> **Exercise details**
From the records, return each line that has the word "Login" in it.
--------------------
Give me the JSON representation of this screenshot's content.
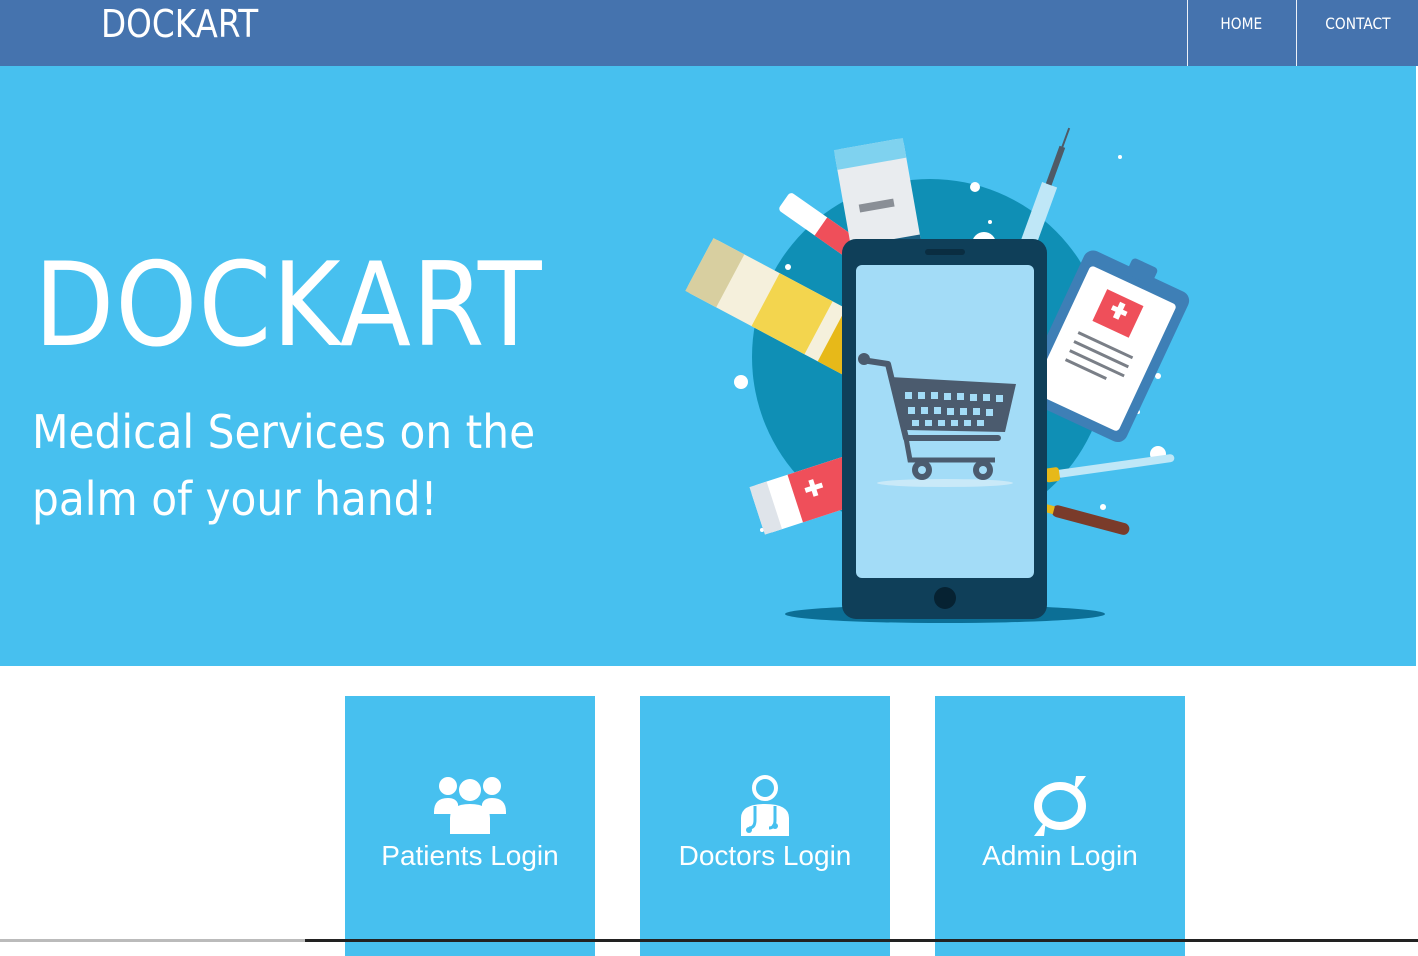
{
  "navbar": {
    "brand": "DOCKART",
    "links": [
      {
        "label": "HOME"
      },
      {
        "label": "CONTACT"
      }
    ],
    "color": "#4573ae"
  },
  "hero": {
    "title": "DOCKART",
    "subtitle_line1": "Medical Services on the",
    "subtitle_line2": "palm of your hand!",
    "background": "#47c0ef",
    "illustration": "smartphone-shopping-cart-with-medicines"
  },
  "cards": [
    {
      "label": "Patients Login",
      "icon": "patients-group-icon"
    },
    {
      "label": "Doctors Login",
      "icon": "doctor-stethoscope-icon"
    },
    {
      "label": "Admin Login",
      "icon": "admin-ring-icon"
    }
  ]
}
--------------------
> **Worked solution**
      "label": "Patients Login",
      "label": "Doctors Login",
      "label": "Admin Login",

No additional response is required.